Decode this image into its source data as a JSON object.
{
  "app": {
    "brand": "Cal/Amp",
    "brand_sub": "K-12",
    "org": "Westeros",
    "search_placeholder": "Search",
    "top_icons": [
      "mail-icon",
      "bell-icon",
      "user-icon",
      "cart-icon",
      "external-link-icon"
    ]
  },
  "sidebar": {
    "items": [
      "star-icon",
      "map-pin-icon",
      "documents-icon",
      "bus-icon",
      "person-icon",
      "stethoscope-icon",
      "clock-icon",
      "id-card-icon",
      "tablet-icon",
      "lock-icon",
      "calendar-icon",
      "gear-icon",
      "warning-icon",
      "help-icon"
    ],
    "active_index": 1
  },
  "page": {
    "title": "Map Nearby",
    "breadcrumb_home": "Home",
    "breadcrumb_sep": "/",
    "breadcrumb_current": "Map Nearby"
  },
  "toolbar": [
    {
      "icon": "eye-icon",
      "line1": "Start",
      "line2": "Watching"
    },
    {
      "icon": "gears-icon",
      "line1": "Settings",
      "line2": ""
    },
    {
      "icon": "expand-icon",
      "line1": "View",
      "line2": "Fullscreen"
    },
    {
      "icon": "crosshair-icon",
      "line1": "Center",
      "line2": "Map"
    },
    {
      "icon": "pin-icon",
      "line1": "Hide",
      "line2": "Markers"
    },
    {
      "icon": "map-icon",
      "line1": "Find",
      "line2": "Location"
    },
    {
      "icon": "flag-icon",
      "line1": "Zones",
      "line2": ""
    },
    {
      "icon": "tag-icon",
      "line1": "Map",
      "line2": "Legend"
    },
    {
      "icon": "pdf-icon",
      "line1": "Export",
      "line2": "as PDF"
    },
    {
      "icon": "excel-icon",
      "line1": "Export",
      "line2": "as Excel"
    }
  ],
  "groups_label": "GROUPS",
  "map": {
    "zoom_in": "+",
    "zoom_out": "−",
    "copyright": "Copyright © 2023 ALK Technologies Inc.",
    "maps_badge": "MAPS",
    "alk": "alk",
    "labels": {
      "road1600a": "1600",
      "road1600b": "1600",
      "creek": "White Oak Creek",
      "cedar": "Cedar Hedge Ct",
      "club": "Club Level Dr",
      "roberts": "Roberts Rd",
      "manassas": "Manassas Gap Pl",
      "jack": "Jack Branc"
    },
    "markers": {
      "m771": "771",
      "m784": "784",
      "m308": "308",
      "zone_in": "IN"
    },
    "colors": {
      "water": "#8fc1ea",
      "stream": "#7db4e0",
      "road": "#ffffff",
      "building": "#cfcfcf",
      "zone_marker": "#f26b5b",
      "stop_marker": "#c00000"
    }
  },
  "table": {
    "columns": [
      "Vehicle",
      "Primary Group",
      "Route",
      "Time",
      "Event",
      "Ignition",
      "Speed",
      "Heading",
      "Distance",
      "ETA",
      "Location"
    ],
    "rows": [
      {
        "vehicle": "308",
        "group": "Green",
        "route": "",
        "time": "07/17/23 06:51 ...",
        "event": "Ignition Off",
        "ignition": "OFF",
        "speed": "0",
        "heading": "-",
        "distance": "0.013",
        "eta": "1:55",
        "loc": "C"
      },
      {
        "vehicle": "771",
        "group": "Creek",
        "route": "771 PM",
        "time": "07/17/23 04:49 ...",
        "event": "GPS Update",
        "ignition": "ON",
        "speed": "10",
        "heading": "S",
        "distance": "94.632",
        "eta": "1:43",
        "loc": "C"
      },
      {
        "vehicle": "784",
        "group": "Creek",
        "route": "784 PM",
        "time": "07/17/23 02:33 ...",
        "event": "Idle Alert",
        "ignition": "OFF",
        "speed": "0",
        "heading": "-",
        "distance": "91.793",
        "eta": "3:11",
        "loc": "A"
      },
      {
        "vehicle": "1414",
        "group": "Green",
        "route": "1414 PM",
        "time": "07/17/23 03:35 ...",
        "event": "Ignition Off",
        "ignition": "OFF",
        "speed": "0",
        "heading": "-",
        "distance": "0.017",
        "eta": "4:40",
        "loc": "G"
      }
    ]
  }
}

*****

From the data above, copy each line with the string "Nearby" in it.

    "title": "Map Nearby",
    "breadcrumb_current": "Map Nearby"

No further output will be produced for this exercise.